§ **ENTRIES SUPPLIED**
◇ ◇ ◇ ◇ ◇ ◇ ◇
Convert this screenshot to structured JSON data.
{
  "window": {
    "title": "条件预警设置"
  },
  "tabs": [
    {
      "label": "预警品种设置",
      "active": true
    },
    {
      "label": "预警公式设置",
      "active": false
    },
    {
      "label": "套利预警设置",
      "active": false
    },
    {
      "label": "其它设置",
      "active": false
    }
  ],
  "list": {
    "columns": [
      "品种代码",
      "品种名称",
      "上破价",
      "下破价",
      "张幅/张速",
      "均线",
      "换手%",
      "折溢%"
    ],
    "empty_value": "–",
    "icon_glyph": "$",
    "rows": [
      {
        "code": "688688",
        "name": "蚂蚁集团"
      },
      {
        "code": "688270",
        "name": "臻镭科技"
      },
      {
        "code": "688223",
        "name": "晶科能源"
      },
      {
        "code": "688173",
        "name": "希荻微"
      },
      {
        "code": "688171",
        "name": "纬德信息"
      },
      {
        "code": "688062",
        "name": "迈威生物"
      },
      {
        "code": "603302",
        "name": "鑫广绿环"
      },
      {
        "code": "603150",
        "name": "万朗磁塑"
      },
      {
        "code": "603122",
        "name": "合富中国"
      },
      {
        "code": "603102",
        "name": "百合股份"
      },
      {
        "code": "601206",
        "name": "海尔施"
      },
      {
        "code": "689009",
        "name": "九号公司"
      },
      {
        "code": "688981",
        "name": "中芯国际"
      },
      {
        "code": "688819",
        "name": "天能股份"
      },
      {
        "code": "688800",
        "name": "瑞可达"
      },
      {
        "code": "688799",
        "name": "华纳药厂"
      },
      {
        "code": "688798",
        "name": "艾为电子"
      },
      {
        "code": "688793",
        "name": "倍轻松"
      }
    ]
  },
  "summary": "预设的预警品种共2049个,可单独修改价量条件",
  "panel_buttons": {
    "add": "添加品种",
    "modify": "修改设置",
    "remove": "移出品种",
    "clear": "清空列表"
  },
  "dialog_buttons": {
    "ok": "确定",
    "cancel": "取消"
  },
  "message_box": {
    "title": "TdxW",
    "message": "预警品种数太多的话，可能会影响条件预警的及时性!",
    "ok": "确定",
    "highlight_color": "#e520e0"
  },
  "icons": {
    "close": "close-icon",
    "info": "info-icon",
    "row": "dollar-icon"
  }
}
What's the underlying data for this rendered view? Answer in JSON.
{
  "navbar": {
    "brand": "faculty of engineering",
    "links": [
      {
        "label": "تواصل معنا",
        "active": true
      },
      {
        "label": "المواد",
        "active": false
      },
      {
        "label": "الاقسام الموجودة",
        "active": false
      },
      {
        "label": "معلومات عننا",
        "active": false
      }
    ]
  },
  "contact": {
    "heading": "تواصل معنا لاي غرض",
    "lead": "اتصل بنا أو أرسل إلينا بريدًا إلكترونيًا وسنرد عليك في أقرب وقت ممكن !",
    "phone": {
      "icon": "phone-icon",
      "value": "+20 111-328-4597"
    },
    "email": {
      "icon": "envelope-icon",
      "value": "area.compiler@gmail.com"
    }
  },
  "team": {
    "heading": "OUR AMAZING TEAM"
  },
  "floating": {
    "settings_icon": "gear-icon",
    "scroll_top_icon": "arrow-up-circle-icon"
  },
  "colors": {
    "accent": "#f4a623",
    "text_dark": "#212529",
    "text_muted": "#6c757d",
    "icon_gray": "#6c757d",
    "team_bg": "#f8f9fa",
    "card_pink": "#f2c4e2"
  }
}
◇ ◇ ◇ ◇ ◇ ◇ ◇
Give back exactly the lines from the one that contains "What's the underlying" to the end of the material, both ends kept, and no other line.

§ **ANSWER FOR THIS EXERCISE**
What's the underlying data for this rendered view? Answer in JSON.
{
  "navbar": {
    "brand": "faculty of engineering",
    "links": [
      {
        "label": "تواصل معنا",
        "active": true
      },
      {
        "label": "المواد",
        "active": false
      },
      {
        "label": "الاقسام الموجودة",
        "active": false
      },
      {
        "label": "معلومات عننا",
        "active": false
      }
    ]
  },
  "contact": {
    "heading": "تواصل معنا لاي غرض",
    "lead": "اتصل بنا أو أرسل إلينا بريدًا إلكترونيًا وسنرد عليك في أقرب وقت ممكن !",
    "phone": {
      "icon": "phone-icon",
      "value": "+20 111-328-4597"
    },
    "email": {
      "icon": "envelope-icon",
      "value": "area.compiler@gmail.com"
    }
  },
  "team": {
    "heading": "OUR AMAZING TEAM"
  },
  "floating": {
    "settings_icon": "gear-icon",
    "scroll_top_icon": "arrow-up-circle-icon"
  },
  "colors": {
    "accent": "#f4a623",
    "text_dark": "#212529",
    "text_muted": "#6c757d",
    "icon_gray": "#6c757d",
    "team_bg": "#f8f9fa",
    "card_pink": "#f2c4e2"
  }
}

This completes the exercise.